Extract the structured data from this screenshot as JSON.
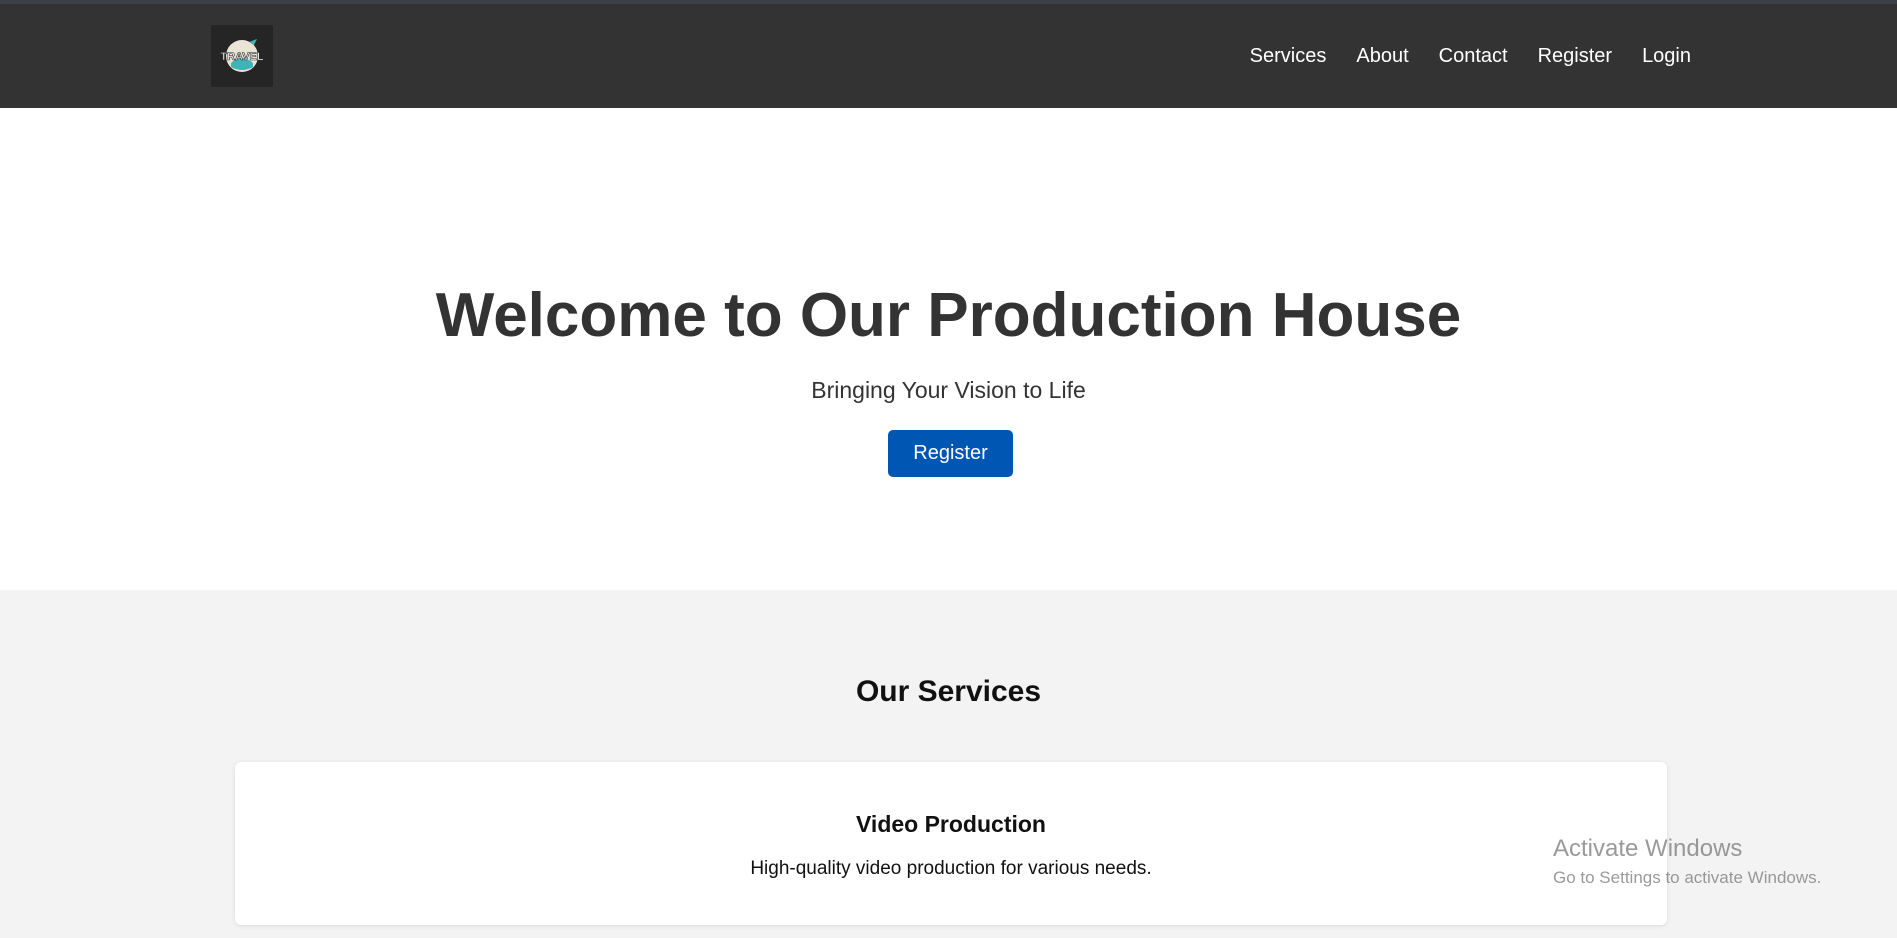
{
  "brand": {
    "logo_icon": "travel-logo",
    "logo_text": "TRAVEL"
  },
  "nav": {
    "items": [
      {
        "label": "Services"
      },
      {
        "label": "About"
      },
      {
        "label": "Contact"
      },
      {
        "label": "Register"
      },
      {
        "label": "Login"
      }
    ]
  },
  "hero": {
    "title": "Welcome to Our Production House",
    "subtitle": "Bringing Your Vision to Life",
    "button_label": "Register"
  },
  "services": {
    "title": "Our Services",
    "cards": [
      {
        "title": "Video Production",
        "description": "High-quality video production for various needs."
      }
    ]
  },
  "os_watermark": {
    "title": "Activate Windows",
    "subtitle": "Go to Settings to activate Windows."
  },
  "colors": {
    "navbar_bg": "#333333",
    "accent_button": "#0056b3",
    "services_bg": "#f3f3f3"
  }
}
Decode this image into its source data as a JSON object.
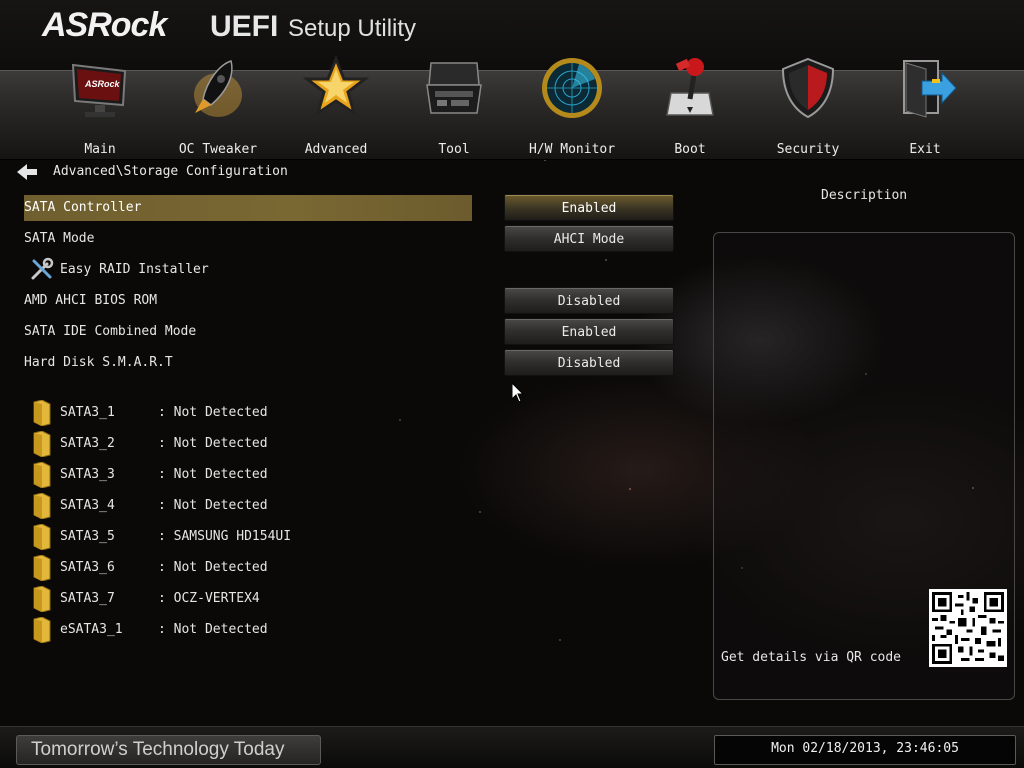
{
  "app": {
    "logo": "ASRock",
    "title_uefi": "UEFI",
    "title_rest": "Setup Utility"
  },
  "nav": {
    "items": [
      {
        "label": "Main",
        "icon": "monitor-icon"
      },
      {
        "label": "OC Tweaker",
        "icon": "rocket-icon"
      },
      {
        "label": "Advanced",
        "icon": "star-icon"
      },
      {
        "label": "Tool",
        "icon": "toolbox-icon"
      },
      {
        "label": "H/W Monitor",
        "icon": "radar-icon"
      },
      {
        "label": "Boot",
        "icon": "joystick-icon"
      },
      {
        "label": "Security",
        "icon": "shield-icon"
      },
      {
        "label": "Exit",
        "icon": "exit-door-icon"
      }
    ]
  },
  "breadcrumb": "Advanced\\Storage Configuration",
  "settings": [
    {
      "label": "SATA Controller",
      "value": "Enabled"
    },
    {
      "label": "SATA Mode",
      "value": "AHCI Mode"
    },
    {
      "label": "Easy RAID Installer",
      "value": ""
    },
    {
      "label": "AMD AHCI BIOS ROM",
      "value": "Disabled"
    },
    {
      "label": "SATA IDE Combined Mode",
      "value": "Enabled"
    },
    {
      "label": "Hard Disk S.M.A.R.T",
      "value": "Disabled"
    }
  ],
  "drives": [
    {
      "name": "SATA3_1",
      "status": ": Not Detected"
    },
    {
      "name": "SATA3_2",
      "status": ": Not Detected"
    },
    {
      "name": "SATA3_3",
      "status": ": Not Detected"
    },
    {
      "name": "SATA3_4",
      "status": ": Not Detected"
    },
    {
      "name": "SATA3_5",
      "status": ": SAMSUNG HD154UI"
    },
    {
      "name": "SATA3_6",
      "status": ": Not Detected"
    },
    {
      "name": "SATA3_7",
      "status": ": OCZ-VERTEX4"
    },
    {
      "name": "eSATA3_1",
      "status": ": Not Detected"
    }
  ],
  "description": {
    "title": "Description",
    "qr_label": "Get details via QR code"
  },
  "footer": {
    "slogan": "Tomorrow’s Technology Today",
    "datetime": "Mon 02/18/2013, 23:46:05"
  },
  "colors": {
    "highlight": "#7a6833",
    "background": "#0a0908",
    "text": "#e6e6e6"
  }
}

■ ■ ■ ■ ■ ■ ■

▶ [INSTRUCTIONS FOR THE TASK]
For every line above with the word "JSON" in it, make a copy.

▶ [ANSWER TO THE EXERCISE]
Extract the structured data from this screenshot as JSON.
Decode this image into its source data as a JSON object.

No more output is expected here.